Harassment bribes and corruption

Popular stereotypes of corruption can be classified into two broad categories - administrative and harassment corruption.

Those like the 2G spectrum and mining lease allotment, and CWG procurement scams are examples of administrative corruption. In such cases, either the administrative processes themselves are tweaked or its implementation is subverted to suit preferred parties. However, the more ubiquitous form of corruption involves the harassment of citizens by government officials through demands for bribes to access public services.

Though both forms of corruption are bad, harassment corruption is more debilitiating and generates widespread inefficiencies. It is the form of corruption that citizens are likely to encounter as part of their daily lives.
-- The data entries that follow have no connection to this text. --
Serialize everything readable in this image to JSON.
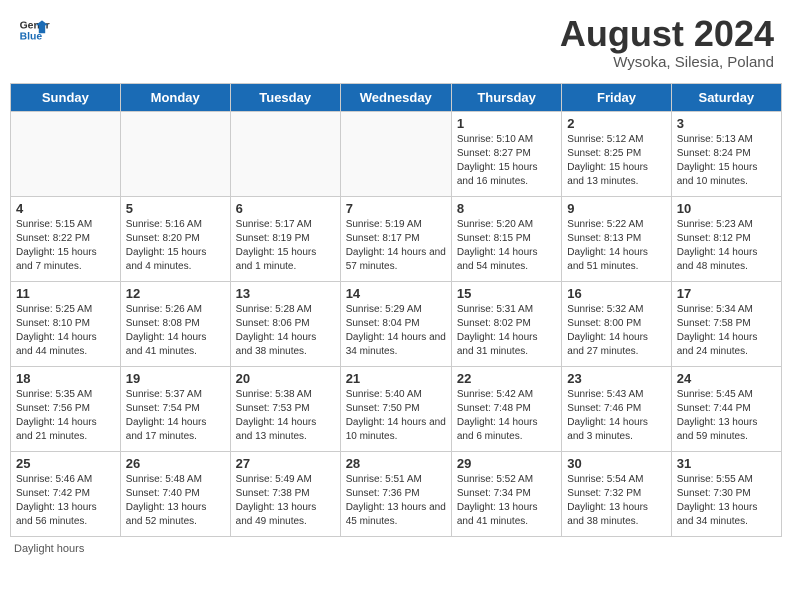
{
  "logo": {
    "line1": "General",
    "line2": "Blue"
  },
  "title": {
    "month_year": "August 2024",
    "location": "Wysoka, Silesia, Poland"
  },
  "days_of_week": [
    "Sunday",
    "Monday",
    "Tuesday",
    "Wednesday",
    "Thursday",
    "Friday",
    "Saturday"
  ],
  "footer": {
    "daylight_label": "Daylight hours"
  },
  "weeks": [
    [
      {
        "day": "",
        "info": ""
      },
      {
        "day": "",
        "info": ""
      },
      {
        "day": "",
        "info": ""
      },
      {
        "day": "",
        "info": ""
      },
      {
        "day": "1",
        "info": "Sunrise: 5:10 AM\nSunset: 8:27 PM\nDaylight: 15 hours and 16 minutes."
      },
      {
        "day": "2",
        "info": "Sunrise: 5:12 AM\nSunset: 8:25 PM\nDaylight: 15 hours and 13 minutes."
      },
      {
        "day": "3",
        "info": "Sunrise: 5:13 AM\nSunset: 8:24 PM\nDaylight: 15 hours and 10 minutes."
      }
    ],
    [
      {
        "day": "4",
        "info": "Sunrise: 5:15 AM\nSunset: 8:22 PM\nDaylight: 15 hours and 7 minutes."
      },
      {
        "day": "5",
        "info": "Sunrise: 5:16 AM\nSunset: 8:20 PM\nDaylight: 15 hours and 4 minutes."
      },
      {
        "day": "6",
        "info": "Sunrise: 5:17 AM\nSunset: 8:19 PM\nDaylight: 15 hours and 1 minute."
      },
      {
        "day": "7",
        "info": "Sunrise: 5:19 AM\nSunset: 8:17 PM\nDaylight: 14 hours and 57 minutes."
      },
      {
        "day": "8",
        "info": "Sunrise: 5:20 AM\nSunset: 8:15 PM\nDaylight: 14 hours and 54 minutes."
      },
      {
        "day": "9",
        "info": "Sunrise: 5:22 AM\nSunset: 8:13 PM\nDaylight: 14 hours and 51 minutes."
      },
      {
        "day": "10",
        "info": "Sunrise: 5:23 AM\nSunset: 8:12 PM\nDaylight: 14 hours and 48 minutes."
      }
    ],
    [
      {
        "day": "11",
        "info": "Sunrise: 5:25 AM\nSunset: 8:10 PM\nDaylight: 14 hours and 44 minutes."
      },
      {
        "day": "12",
        "info": "Sunrise: 5:26 AM\nSunset: 8:08 PM\nDaylight: 14 hours and 41 minutes."
      },
      {
        "day": "13",
        "info": "Sunrise: 5:28 AM\nSunset: 8:06 PM\nDaylight: 14 hours and 38 minutes."
      },
      {
        "day": "14",
        "info": "Sunrise: 5:29 AM\nSunset: 8:04 PM\nDaylight: 14 hours and 34 minutes."
      },
      {
        "day": "15",
        "info": "Sunrise: 5:31 AM\nSunset: 8:02 PM\nDaylight: 14 hours and 31 minutes."
      },
      {
        "day": "16",
        "info": "Sunrise: 5:32 AM\nSunset: 8:00 PM\nDaylight: 14 hours and 27 minutes."
      },
      {
        "day": "17",
        "info": "Sunrise: 5:34 AM\nSunset: 7:58 PM\nDaylight: 14 hours and 24 minutes."
      }
    ],
    [
      {
        "day": "18",
        "info": "Sunrise: 5:35 AM\nSunset: 7:56 PM\nDaylight: 14 hours and 21 minutes."
      },
      {
        "day": "19",
        "info": "Sunrise: 5:37 AM\nSunset: 7:54 PM\nDaylight: 14 hours and 17 minutes."
      },
      {
        "day": "20",
        "info": "Sunrise: 5:38 AM\nSunset: 7:53 PM\nDaylight: 14 hours and 13 minutes."
      },
      {
        "day": "21",
        "info": "Sunrise: 5:40 AM\nSunset: 7:50 PM\nDaylight: 14 hours and 10 minutes."
      },
      {
        "day": "22",
        "info": "Sunrise: 5:42 AM\nSunset: 7:48 PM\nDaylight: 14 hours and 6 minutes."
      },
      {
        "day": "23",
        "info": "Sunrise: 5:43 AM\nSunset: 7:46 PM\nDaylight: 14 hours and 3 minutes."
      },
      {
        "day": "24",
        "info": "Sunrise: 5:45 AM\nSunset: 7:44 PM\nDaylight: 13 hours and 59 minutes."
      }
    ],
    [
      {
        "day": "25",
        "info": "Sunrise: 5:46 AM\nSunset: 7:42 PM\nDaylight: 13 hours and 56 minutes."
      },
      {
        "day": "26",
        "info": "Sunrise: 5:48 AM\nSunset: 7:40 PM\nDaylight: 13 hours and 52 minutes."
      },
      {
        "day": "27",
        "info": "Sunrise: 5:49 AM\nSunset: 7:38 PM\nDaylight: 13 hours and 49 minutes."
      },
      {
        "day": "28",
        "info": "Sunrise: 5:51 AM\nSunset: 7:36 PM\nDaylight: 13 hours and 45 minutes."
      },
      {
        "day": "29",
        "info": "Sunrise: 5:52 AM\nSunset: 7:34 PM\nDaylight: 13 hours and 41 minutes."
      },
      {
        "day": "30",
        "info": "Sunrise: 5:54 AM\nSunset: 7:32 PM\nDaylight: 13 hours and 38 minutes."
      },
      {
        "day": "31",
        "info": "Sunrise: 5:55 AM\nSunset: 7:30 PM\nDaylight: 13 hours and 34 minutes."
      }
    ]
  ]
}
Unlike administrative corruption, which exists in some form or the other in all countries (for example, the manner in which the TARP bailout was administered in the US smacks of administrative corruption), harassment corruption is very rare among the developed countries.
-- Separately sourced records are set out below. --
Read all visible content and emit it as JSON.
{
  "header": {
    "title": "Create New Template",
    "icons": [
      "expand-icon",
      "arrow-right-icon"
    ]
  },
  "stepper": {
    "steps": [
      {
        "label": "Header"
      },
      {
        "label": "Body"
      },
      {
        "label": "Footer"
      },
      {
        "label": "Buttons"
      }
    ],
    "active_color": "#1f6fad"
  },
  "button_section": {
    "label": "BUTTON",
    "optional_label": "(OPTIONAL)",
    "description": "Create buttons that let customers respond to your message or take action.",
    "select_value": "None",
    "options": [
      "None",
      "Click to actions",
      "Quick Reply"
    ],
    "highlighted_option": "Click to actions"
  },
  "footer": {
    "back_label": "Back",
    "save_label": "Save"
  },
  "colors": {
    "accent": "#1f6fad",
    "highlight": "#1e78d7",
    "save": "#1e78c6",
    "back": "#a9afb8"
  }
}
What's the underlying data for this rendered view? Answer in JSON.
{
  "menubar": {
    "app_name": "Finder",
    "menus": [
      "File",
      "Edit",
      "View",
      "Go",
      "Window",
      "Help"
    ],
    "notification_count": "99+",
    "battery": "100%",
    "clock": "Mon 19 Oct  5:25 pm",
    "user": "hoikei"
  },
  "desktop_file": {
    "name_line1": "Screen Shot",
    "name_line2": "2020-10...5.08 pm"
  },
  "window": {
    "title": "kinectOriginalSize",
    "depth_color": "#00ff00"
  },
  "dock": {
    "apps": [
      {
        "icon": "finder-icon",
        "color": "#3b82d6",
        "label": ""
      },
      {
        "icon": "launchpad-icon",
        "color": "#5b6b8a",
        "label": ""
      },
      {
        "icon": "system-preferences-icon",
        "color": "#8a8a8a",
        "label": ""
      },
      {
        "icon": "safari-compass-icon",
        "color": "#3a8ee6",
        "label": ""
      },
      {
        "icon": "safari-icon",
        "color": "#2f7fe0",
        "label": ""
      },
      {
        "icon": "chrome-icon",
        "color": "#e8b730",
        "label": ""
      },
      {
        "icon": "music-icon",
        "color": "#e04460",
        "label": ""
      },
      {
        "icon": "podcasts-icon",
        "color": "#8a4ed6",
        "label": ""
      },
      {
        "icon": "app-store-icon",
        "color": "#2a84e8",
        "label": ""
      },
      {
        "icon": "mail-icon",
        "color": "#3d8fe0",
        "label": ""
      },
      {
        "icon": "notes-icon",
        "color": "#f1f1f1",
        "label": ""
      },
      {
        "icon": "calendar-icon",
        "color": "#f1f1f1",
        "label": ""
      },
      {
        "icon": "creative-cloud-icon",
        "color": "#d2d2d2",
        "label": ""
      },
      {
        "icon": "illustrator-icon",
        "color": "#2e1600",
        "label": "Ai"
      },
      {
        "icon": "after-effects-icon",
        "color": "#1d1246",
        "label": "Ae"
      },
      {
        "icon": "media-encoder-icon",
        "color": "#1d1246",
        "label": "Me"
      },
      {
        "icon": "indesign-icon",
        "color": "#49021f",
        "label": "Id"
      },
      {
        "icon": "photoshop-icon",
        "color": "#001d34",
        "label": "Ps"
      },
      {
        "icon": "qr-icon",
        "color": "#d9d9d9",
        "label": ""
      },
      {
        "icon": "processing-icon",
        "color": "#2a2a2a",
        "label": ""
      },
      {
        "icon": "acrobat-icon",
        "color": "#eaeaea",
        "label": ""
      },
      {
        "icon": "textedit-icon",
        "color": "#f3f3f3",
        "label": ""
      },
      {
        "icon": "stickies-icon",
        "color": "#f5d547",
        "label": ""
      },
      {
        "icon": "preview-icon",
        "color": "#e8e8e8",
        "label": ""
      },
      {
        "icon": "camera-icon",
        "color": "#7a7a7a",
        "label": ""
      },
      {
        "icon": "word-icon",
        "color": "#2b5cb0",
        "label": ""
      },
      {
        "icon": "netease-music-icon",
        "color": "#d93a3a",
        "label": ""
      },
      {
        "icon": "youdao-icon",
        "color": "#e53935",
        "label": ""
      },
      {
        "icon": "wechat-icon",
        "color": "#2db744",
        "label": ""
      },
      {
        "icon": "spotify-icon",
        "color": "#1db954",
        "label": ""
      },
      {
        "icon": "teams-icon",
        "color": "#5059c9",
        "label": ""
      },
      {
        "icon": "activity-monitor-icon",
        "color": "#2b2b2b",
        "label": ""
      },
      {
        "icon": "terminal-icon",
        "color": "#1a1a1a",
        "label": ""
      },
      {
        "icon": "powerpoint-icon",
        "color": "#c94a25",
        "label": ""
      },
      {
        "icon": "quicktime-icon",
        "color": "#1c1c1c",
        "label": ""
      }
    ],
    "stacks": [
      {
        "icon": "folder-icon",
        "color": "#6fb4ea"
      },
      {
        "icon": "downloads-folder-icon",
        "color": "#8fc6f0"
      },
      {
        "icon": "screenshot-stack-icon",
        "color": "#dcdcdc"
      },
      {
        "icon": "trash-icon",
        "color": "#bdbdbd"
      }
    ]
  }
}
Here is a graphic of such harassment bribes from the latest Global Corruption Barometer about the bribes paid by ordinary members of the public to at least one of nine different service providers, including customs, education, medical services and the judiciary.
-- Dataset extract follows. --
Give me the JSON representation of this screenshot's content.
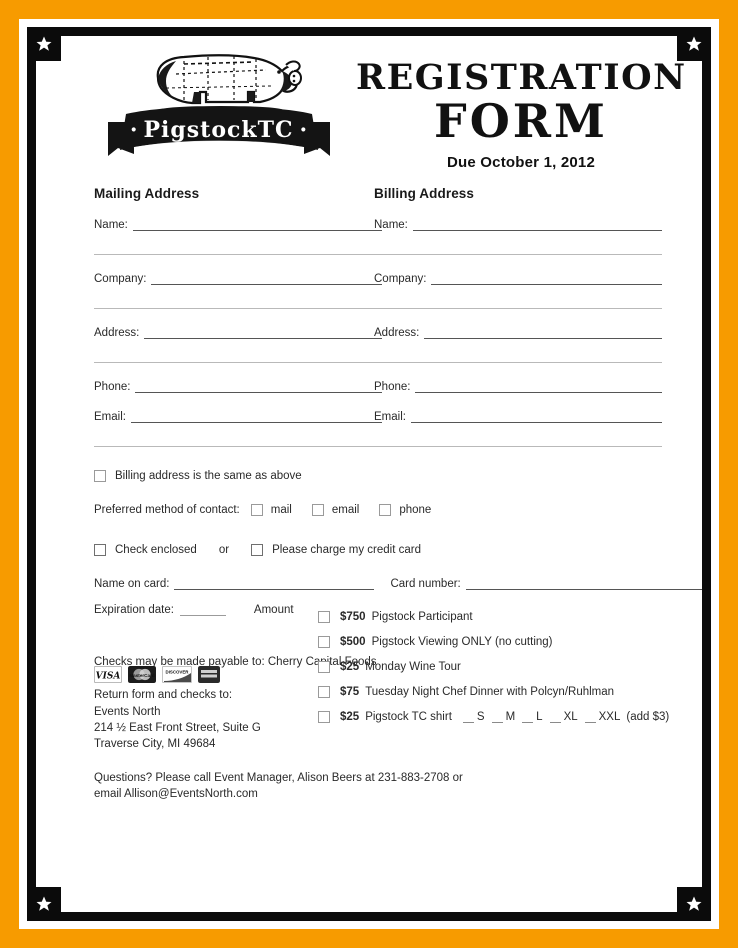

As the graphic indicates, India stands at the top in harassment corruption. More than half the citizens reported to have paid bribes to access atleast one of the nine most essential public services in the past 12 months. Addressing this corruption should form the major anti-corruption priority of governments across developing countries.

If the Anna Hazare led anti-corruption movement in India is to have any impact on the lives of ordinary Indians, it needs to go beyond top-down regulatory quick-fixes like Lok Pal Bill. It needs to adopt more systemic and incentives-based approaches to lowering corruption (see this, this, and this). But these are mostly un-glamorous and incremental administrative innovations whose implementation is highly context-specific, and are not amenable to being reduced into populist slogans.

2 comments:

Anonymous said...

Gulzar,

A fairly regular reader of your blog. And you have touched the issue of "harassment corruption" spot on. Just to add, while the MGNREGA and its delivery system is a top-down fix in terms of ensuring wage delivery to beneficiaries, one has heard (even now) of "organised cuts" at the Bank teller counter (when beneficiary goes to withdraw) and the Post Office (where bank accounts are still not done). This would fall into the harassment category and interestingly has continued with the logic of x% for each category of players within and without the district. Interestingly, it has now brought the PO/Bank staffers also into the ambit of interested stakeholders!

In a country like ours (or maybe this is true of most developing countries), top-down fixes work for a short-term before a "jugad" is perfected to ensure continued flows! Depressing, but also innovative?

Wonder whether you have more examples of systemic/incentive-based approaches to choking this flow, in Indian contexts.

Anonymous said...

it is obvious to tag corruption as social evil.but it is unfortunate that people clssify corruption as royal and crude as well. the curde is more blatant with ' going along with the system. the royal is more dangerous like win- win situation.it is no un common that the beauracrats, especially collector , preach anti corruption and do exactly opposite. how many of them are true to their values.
they use government servants at home, use government vehicles at home of subordinates, provisions from PDS, and what not.
so it is easy to say than practice